(Interface dataset entries)
------------------------------
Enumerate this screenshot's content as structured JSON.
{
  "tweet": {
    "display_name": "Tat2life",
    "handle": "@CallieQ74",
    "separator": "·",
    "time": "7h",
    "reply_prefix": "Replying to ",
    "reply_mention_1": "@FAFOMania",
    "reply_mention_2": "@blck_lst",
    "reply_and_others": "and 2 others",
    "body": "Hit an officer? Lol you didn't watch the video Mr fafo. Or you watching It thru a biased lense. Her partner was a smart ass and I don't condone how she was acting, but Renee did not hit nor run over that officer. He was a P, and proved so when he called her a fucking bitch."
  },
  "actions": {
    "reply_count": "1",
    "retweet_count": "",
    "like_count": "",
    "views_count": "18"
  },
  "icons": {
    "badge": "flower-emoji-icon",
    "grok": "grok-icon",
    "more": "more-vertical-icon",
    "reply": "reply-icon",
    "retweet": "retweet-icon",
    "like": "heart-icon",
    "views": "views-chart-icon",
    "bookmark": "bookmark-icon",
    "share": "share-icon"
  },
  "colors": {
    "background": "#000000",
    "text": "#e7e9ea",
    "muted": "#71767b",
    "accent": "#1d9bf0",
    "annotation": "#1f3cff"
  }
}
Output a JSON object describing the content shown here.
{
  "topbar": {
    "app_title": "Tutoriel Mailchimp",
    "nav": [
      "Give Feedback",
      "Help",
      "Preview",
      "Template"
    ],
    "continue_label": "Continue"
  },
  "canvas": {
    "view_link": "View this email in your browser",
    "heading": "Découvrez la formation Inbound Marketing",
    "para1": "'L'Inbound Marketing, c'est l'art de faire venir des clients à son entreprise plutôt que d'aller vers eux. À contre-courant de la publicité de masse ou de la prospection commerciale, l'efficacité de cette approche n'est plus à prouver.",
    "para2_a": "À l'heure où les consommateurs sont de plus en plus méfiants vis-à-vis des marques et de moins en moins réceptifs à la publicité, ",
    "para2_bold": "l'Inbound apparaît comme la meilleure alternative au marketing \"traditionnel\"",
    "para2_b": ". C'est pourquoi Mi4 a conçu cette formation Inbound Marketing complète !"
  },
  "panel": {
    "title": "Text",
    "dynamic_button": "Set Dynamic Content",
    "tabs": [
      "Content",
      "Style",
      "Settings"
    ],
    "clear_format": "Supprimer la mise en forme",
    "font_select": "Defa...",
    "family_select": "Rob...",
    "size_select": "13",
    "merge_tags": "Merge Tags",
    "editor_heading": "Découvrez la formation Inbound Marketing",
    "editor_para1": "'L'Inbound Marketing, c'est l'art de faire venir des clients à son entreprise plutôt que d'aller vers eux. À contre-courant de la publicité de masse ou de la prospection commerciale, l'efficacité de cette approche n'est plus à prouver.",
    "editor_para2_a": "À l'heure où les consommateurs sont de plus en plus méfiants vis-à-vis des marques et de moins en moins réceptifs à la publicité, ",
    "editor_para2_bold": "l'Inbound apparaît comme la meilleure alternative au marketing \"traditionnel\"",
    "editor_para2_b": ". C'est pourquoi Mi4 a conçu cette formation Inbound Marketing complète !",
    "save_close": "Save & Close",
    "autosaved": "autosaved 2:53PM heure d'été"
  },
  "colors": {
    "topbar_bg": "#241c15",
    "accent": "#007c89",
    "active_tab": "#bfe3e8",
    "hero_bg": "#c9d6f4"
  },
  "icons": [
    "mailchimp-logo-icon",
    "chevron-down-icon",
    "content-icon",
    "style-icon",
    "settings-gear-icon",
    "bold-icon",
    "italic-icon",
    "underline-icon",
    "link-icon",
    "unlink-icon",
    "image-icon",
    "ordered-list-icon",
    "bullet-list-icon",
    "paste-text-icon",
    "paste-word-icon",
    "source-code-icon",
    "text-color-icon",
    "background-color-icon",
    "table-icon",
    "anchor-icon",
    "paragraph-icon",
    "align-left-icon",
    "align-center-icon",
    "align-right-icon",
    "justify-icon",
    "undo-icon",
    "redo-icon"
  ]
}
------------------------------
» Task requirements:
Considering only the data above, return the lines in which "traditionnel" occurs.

» Answer to the exercise:
    "para2_bold": "l'Inbound apparaît comme la meilleure alternative au marketing \"traditionnel\"",
    "editor_para2_bold": "l'Inbound apparaît comme la meilleure alternative au marketing \"traditionnel\"",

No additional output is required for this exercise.